**Task to carry out**
No record may be left out; print them all verbatim.

(Web page and app entries)
>>>>>
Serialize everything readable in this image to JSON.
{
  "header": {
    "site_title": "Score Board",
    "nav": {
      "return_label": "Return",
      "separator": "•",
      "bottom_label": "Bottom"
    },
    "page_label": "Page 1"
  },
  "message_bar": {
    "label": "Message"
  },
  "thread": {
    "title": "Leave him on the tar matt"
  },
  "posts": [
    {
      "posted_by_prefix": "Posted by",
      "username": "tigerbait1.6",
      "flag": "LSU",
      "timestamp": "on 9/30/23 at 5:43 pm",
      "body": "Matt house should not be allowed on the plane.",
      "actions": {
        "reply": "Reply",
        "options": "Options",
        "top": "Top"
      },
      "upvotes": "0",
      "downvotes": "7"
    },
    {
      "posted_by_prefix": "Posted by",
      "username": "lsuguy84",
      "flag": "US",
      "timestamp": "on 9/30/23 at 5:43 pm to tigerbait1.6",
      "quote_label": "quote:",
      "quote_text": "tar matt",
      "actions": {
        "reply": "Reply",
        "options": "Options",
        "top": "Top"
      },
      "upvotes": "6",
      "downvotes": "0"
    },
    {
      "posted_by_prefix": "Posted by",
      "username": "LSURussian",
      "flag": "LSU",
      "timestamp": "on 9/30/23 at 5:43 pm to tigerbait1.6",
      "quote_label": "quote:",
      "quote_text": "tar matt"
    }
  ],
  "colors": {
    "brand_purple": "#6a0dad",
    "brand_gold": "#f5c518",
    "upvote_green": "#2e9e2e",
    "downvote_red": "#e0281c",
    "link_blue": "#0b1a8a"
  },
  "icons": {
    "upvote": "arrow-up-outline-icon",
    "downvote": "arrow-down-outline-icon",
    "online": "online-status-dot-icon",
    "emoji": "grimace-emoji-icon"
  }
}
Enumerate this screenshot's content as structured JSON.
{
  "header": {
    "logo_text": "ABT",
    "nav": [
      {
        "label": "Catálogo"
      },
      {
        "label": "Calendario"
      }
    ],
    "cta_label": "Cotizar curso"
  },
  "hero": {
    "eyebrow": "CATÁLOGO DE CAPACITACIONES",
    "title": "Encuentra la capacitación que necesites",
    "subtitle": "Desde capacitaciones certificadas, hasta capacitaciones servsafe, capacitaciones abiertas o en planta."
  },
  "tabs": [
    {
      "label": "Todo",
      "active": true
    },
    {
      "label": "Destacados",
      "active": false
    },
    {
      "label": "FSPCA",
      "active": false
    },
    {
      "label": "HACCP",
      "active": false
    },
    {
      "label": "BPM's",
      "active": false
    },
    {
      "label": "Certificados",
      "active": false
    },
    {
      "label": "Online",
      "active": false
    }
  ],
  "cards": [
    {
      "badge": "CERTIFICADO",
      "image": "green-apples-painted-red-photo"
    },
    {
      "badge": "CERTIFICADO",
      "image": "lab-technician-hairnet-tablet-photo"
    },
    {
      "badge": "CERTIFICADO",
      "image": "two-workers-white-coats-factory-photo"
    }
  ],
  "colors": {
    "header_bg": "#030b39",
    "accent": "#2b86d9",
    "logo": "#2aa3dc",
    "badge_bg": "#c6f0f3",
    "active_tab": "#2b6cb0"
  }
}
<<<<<
**Solution for this task**
Serialize everything readable in this image to JSON.
{
  "header": {
    "site_title": "Score Board",
    "nav": {
      "return_label": "Return",
      "separator": "•",
      "bottom_label": "Bottom"
    },
    "page_label": "Page 1"
  },
  "message_bar": {
    "label": "Message"
  },
  "thread": {
    "title": "Leave him on the tar matt"
  },
  "posts": [
    {
      "posted_by_prefix": "Posted by",
      "username": "tigerbait1.6",
      "flag": "LSU",
      "timestamp": "on 9/30/23 at 5:43 pm",
      "body": "Matt house should not be allowed on the plane.",
      "actions": {
        "reply": "Reply",
        "options": "Options",
        "top": "Top"
      },
      "upvotes": "0",
      "downvotes": "7"
    },
    {
      "posted_by_prefix": "Posted by",
      "username": "lsuguy84",
      "flag": "US",
      "timestamp": "on 9/30/23 at 5:43 pm to tigerbait1.6",
      "quote_label": "quote:",
      "quote_text": "tar matt",
      "actions": {
        "reply": "Reply",
        "options": "Options",
        "top": "Top"
      },
      "upvotes": "6",
      "downvotes": "0"
    },
    {
      "posted_by_prefix": "Posted by",
      "username": "LSURussian",
      "flag": "LSU",
      "timestamp": "on 9/30/23 at 5:43 pm to tigerbait1.6",
      "quote_label": "quote:",
      "quote_text": "tar matt"
    }
  ],
  "colors": {
    "brand_purple": "#6a0dad",
    "brand_gold": "#f5c518",
    "upvote_green": "#2e9e2e",
    "downvote_red": "#e0281c",
    "link_blue": "#0b1a8a"
  },
  "icons": {
    "upvote": "arrow-up-outline-icon",
    "downvote": "arrow-down-outline-icon",
    "online": "online-status-dot-icon",
    "emoji": "grimace-emoji-icon"
  }
}
Enumerate this screenshot's content as structured JSON.
{
  "header": {
    "logo_text": "ABT",
    "nav": [
      {
        "label": "Catálogo"
      },
      {
        "label": "Calendario"
      }
    ],
    "cta_label": "Cotizar curso"
  },
  "hero": {
    "eyebrow": "CATÁLOGO DE CAPACITACIONES",
    "title": "Encuentra la capacitación que necesites",
    "subtitle": "Desde capacitaciones certificadas, hasta capacitaciones servsafe, capacitaciones abiertas o en planta."
  },
  "tabs": [
    {
      "label": "Todo",
      "active": true
    },
    {
      "label": "Destacados",
      "active": false
    },
    {
      "label": "FSPCA",
      "active": false
    },
    {
      "label": "HACCP",
      "active": false
    },
    {
      "label": "BPM's",
      "active": false
    },
    {
      "label": "Certificados",
      "active": false
    },
    {
      "label": "Online",
      "active": false
    }
  ],
  "cards": [
    {
      "badge": "CERTIFICADO",
      "image": "green-apples-painted-red-photo"
    },
    {
      "badge": "CERTIFICADO",
      "image": "lab-technician-hairnet-tablet-photo"
    },
    {
      "badge": "CERTIFICADO",
      "image": "two-workers-white-coats-factory-photo"
    }
  ],
  "colors": {
    "header_bg": "#030b39",
    "accent": "#2b86d9",
    "logo": "#2aa3dc",
    "badge_bg": "#c6f0f3",
    "active_tab": "#2b6cb0"
  }
}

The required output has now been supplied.